I don’t regret that choice at all. The Fiat is a really fun car to drive. It’s very zippy, and you can make the wheels chirp without much effort. It’s so cute, you’d think it’s a Hello Kitty car rather than a Fiat. And it’s Italian-made, with all that entails. Its various features work wonderfully, and it’s well made. It even has heated seats. The zinger for my particular model is the sunroof. I highly recommend the sunroof on this vehicle, since it can be a vent, an open sunroof, a skylight, or a screened sunroof, depending on your needs at the moment.
I was somewhat amused when the dealer told me that no service would be needed on my new car until 20,000 miles, although the version with a sunroof needs service at 15,000 miles. This is another major advantage of EVs: far fewer moving parts, which don’t require anything like the servicing that ICEs need.
EVs can be a great deal now due to the subsidies offered by federal and state governments. But we can already see the future clearly: battery costs will continue to come down dramatically, vehicles will become steadily lighter, and as a consequence, we will see EVs becoming increasingly affordable even without subsidies. Moreover, the current federal and state subsidies are designed to phase out over time volumetrically, so today’s subsidies aren’t designed to be perpetual. This phaseout will act as an incentive for manufacturers to work hard on reducing prices.
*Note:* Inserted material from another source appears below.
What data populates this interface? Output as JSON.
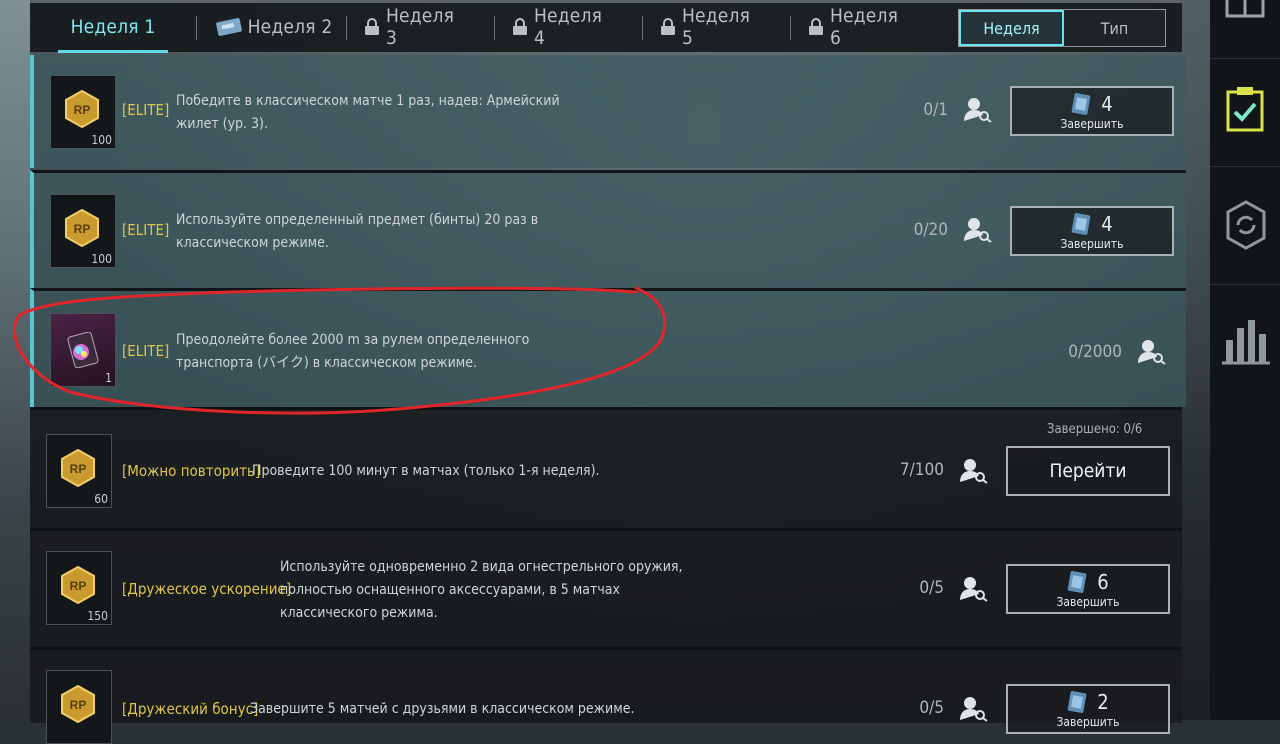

EVs are inherently more efficient than internal combustion engines
Now, back to the efficiency discussion with which I began this piece. In my case, I charge at home (I work out of my home), and electricity is part of my rent, so I now literally pay zero for fuel costs. But even if I paid for electricity, I’d still see major fuel-cost savings, because EVs are inherently far more efficient than ICEs. As mentioned, ICEs waste about 85 percent of the energy they use. EVs waste only about 40 percent of power from the grid, and even less if that power is received fromsolarpanels on your roof.
A good way to compare ICEs and EVs is the “miles per gallon equivalent" (MPGe)" measure, which is designed to convert electricity as a vehicle fuel into gasoline equivalents. For example, my Fiat has a 117 MPGe rating, compared to 50 mpg for the 2014 Prius C and 35 mpg for the Nissan Versa (see Figure 2 for the full comparison). So comparing equivalent small cars to my Fiat, we get a fuel efficiency boost of 2X to 3X. And if we compare larger cars, we get an even more favorable result.
Figure 2: Comparison of Nissa Versa, Toyota Prius C and Fiat 500e
Based on this increase in efficiency of EVs, fuel costs are one-half to one-third as much as fuel costs for equivalent ICE cars. As Figure 2 shows, the fuel-cost savings of my Fiat are about $6,000 over five years when compared to the average new vehicle.
For the EV revolution to continue, we’ll need to see battery costs steadily fall in price. Currently, they still add up to a significant premium for EVs compared to their non-electric cousins. For example, the sticker price of my Fiat 500e is about $31,000, compared to about $17,000 for the non-electric version. That’s a premium of $14,000, which isn’t currently made up for by fuel-cost savings. But if that premium falls by half in the next few years, which is a reasonable expectation, we may well see many EVs become affordable on their own terms when we consider the fuel-cost savings. At the same time, many premium features come with switching to EVs.
Let the revolution roll on.
Tam Hunt is the owner of Community Renewable Solutions LLC, a renewable energy project development and policy advocacy firm based in Santa Barbara, California and Hilo, Hawaii.